There's a fine line between repetition and redundancy, but as demonstrated by Churchill, when employed at the right time and at the right place, repetition can create the kind of dramatic emphasis that rolls and resonates like ocean waves repeatedly crashing on the rocky shore. Churchill, a master of rhetoric, knew what he was doing. He knew the just when and just where to employ this echo effect for maximum impact.
Another element of Churchill's mastery is his use of succinct, simple language. As he explains in his "Scaffolding of Rhetoric," published when he was 23 years old:
The shorter words of a language are usually the more ancient. Their meaning is more ingrained in the national character and they appeal with greater force to simple understandings than words recently introduced from the Latin and the Greek. All the speeches of great English rhetoricians--except when addressing highly cultured audiences--display an uniform preference for short, homely words of common usage--so long as such words can fully express their thoughts and feelings....
Today's Challenge: Repetition for a Reason
Some of the best known sayings, expression, titles, and aphorisms in the English language use repetition for effect:
No pain, no gain
First come, first served
United we stand, divided we fall
Put up or shut up
Never Say Never Again
Celebrate Repetition for Effect Day by adding to this list. How many more can you find?
Today's Quote: Of all the talents bestowed upon men, none is so precious as the gift of oratory.
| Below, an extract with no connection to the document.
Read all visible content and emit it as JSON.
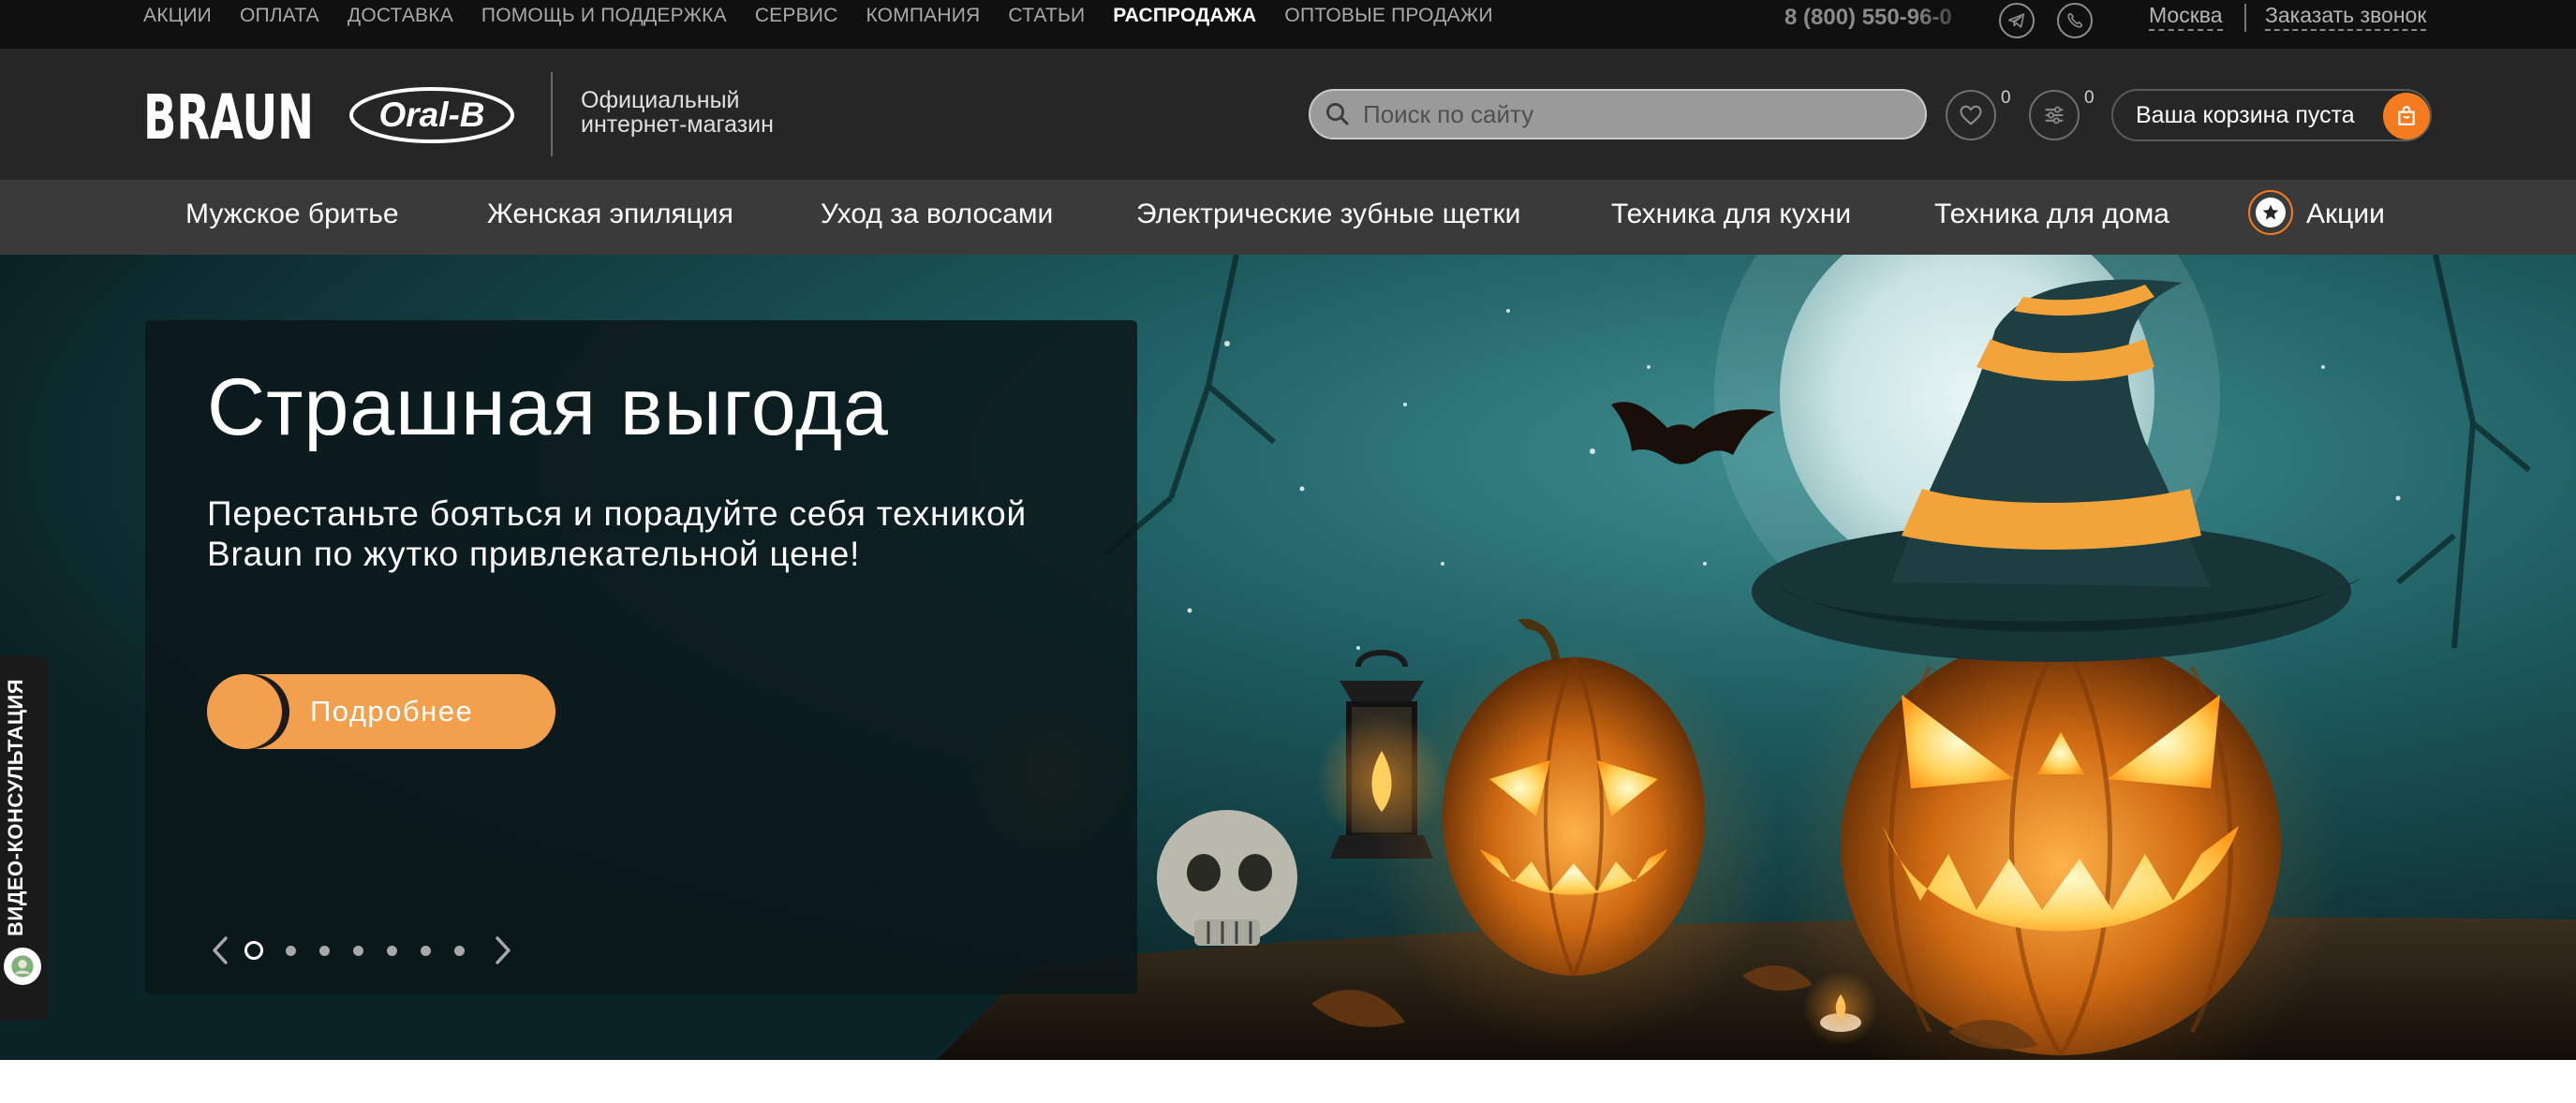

He who enjoys it wields a power more durable than that of a great king. He is an independent force in the world. --Winston Churchill